-- WHAT IS REQUIRED --
Return the records word for word. Pictures do not belong in the copy.

-- SUPPLIED MATERIAL --
BEGIN

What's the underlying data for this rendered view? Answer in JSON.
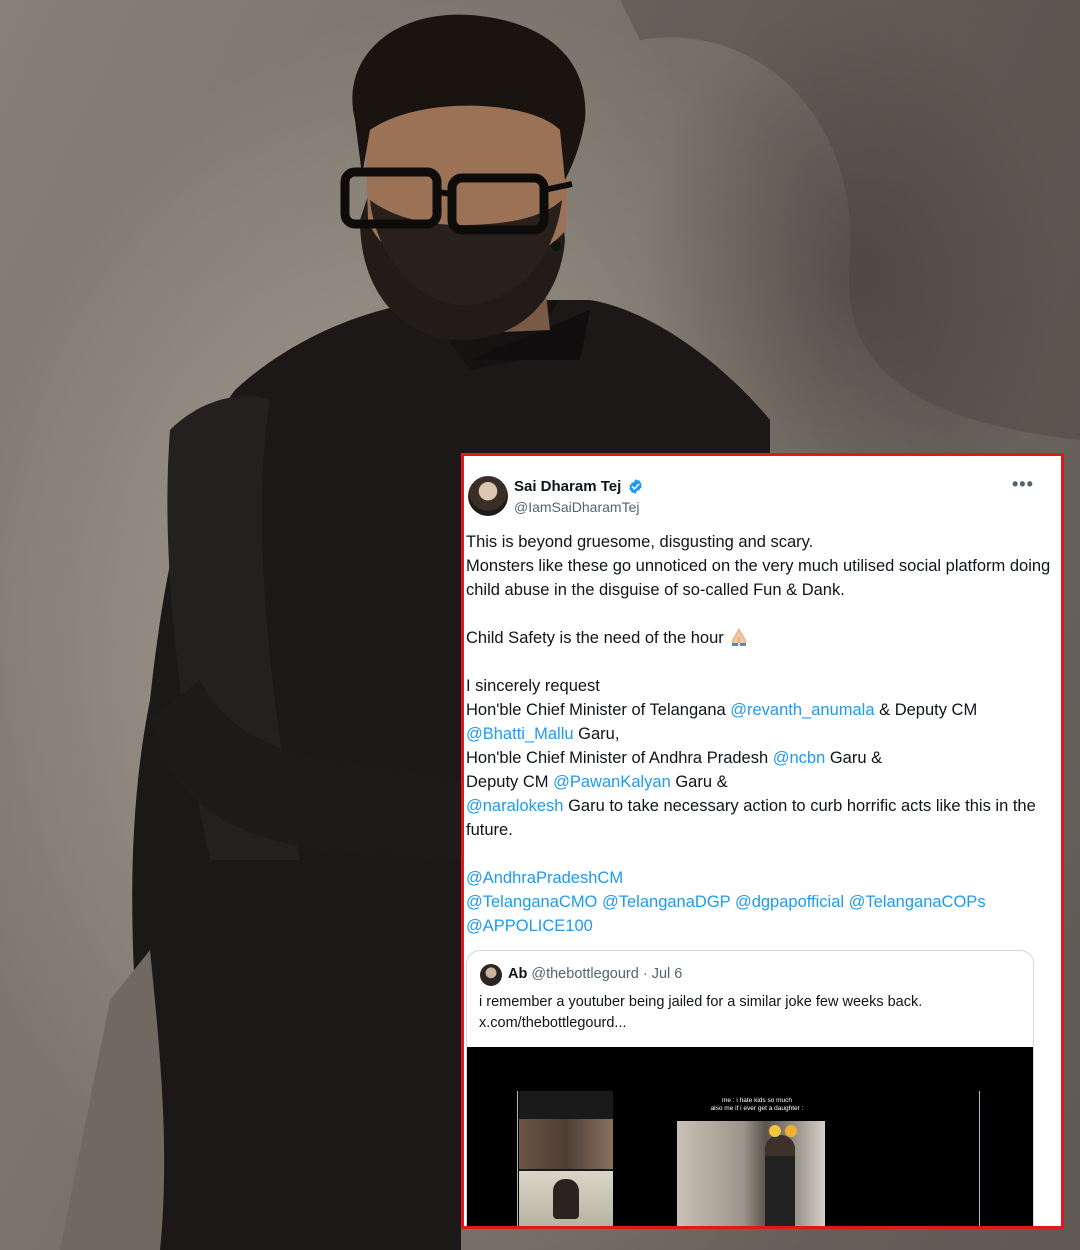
{
  "tweet": {
    "author_name": "Sai Dharam Tej",
    "author_handle": "@IamSaiDharamTej",
    "more_icon": "more-dots-icon",
    "verified_color": "#1d9bf0",
    "line1": "This is beyond gruesome, disgusting and scary.",
    "line2": "Monsters like these go unnoticed on the very much utilised social platform doing child abuse in the disguise of so-called Fun & Dank.",
    "line3": "Child Safety is the need of the hour",
    "line4": "I sincerely request",
    "line5_text": "Hon'ble Chief Minister of Telangana ",
    "mention1": "@revanth_anumala",
    "line5_text2": " & Deputy CM ",
    "mention2": "@Bhatti_Mallu",
    "line5_text3": " Garu,",
    "line6_text": "Hon'ble Chief Minister of Andhra Pradesh ",
    "mention3": "@ncbn",
    "line6_text2": " Garu &",
    "line7_text": "Deputy CM ",
    "mention4": "@PawanKalyan",
    "line7_text2": " Garu &",
    "mention5": "@naralokesh",
    "line8_text": " Garu to take necessary action to curb horrific acts like this in the future.",
    "mention6": "@AndhraPradeshCM",
    "mention7": "@TelanganaCMO",
    "mention8": "@TelanganaDGP",
    "mention9": "@dgpapofficial",
    "mention10": "@TelanganaCOPs",
    "mention11": "@APPOLICE100"
  },
  "quote": {
    "name": "Ab",
    "handle": "@thebottlegourd",
    "date": "· Jul 6",
    "text": "i remember a youtuber being jailed for a similar joke few weeks back.",
    "link": "x.com/thebottlegourd...",
    "meme_line1": "me : i hate kids so much",
    "meme_line2": "also me if i ever get a daughter :"
  }
}
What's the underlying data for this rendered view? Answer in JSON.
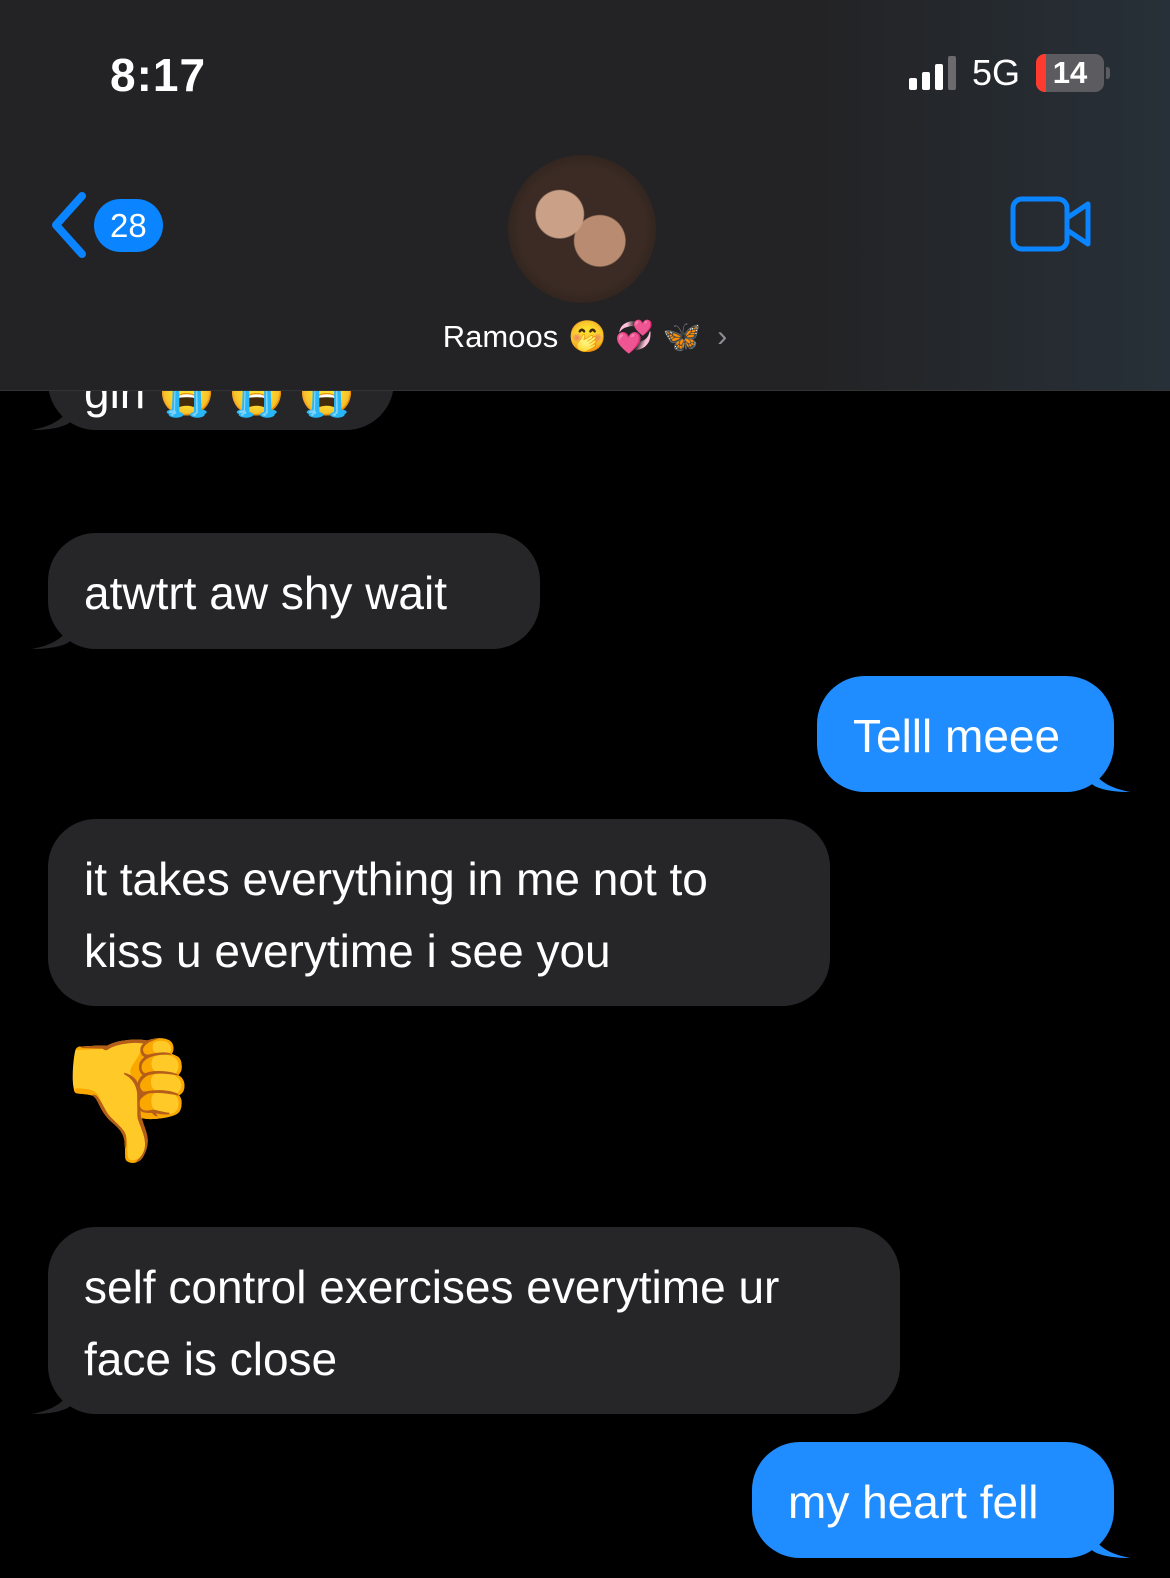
{
  "status_bar": {
    "time": "8:17",
    "network": "5G",
    "battery": "14",
    "battery_level": 0.14
  },
  "nav": {
    "back_count": "28",
    "contact_name": "Ramoos",
    "contact_emojis": "🤭 💞 🦋"
  },
  "messages": [
    {
      "side": "received",
      "text": "girl 😭 😭 😭"
    },
    {
      "side": "received",
      "text": "atwtrt aw shy wait"
    },
    {
      "side": "sent",
      "text": "Telll meee"
    },
    {
      "side": "received",
      "text": "it takes everything in me not to kiss u everytime i see you"
    },
    {
      "side": "received",
      "text": "👎"
    },
    {
      "side": "received",
      "text": "self control exercises everytime ur face is close"
    },
    {
      "side": "sent",
      "text": "my heart fell"
    }
  ],
  "colors": {
    "accent": "#0a84ff",
    "sent_bubble": "#1f8cff",
    "received_bubble": "#262628"
  }
}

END

-- FINISHED EXERCISE --
What's the underlying data for this rendered view? Answer in JSON.
{
  "tweet": {
    "author_name": "Sai Dharam Tej",
    "author_handle": "@IamSaiDharamTej",
    "more_icon": "more-dots-icon",
    "verified_color": "#1d9bf0",
    "line1": "This is beyond gruesome, disgusting and scary.",
    "line2": "Monsters like these go unnoticed on the very much utilised social platform doing child abuse in the disguise of so-called Fun & Dank.",
    "line3": "Child Safety is the need of the hour",
    "line4": "I sincerely request",
    "line5_text": "Hon'ble Chief Minister of Telangana ",
    "mention1": "@revanth_anumala",
    "line5_text2": " & Deputy CM ",
    "mention2": "@Bhatti_Mallu",
    "line5_text3": " Garu,",
    "line6_text": "Hon'ble Chief Minister of Andhra Pradesh ",
    "mention3": "@ncbn",
    "line6_text2": " Garu &",
    "line7_text": "Deputy CM ",
    "mention4": "@PawanKalyan",
    "line7_text2": " Garu &",
    "mention5": "@naralokesh",
    "line8_text": " Garu to take necessary action to curb horrific acts like this in the future.",
    "mention6": "@AndhraPradeshCM",
    "mention7": "@TelanganaCMO",
    "mention8": "@TelanganaDGP",
    "mention9": "@dgpapofficial",
    "mention10": "@TelanganaCOPs",
    "mention11": "@APPOLICE100"
  },
  "quote": {
    "name": "Ab",
    "handle": "@thebottlegourd",
    "date": "· Jul 6",
    "text": "i remember a youtuber being jailed for a similar joke few weeks back.",
    "link": "x.com/thebottlegourd...",
    "meme_line1": "me : i hate kids so much",
    "meme_line2": "also me if i ever get a daughter :"
  }
}
What's the underlying data for this rendered view? Answer in JSON.
{
  "status_bar": {
    "time": "8:17",
    "network": "5G",
    "battery": "14",
    "battery_level": 0.14
  },
  "nav": {
    "back_count": "28",
    "contact_name": "Ramoos",
    "contact_emojis": "🤭 💞 🦋"
  },
  "messages": [
    {
      "side": "received",
      "text": "girl 😭 😭 😭"
    },
    {
      "side": "received",
      "text": "atwtrt aw shy wait"
    },
    {
      "side": "sent",
      "text": "Telll meee"
    },
    {
      "side": "received",
      "text": "it takes everything in me not to kiss u everytime i see you"
    },
    {
      "side": "received",
      "text": "👎"
    },
    {
      "side": "received",
      "text": "self control exercises everytime ur face is close"
    },
    {
      "side": "sent",
      "text": "my heart fell"
    }
  ],
  "colors": {
    "accent": "#0a84ff",
    "sent_bubble": "#1f8cff",
    "received_bubble": "#262628"
  }
}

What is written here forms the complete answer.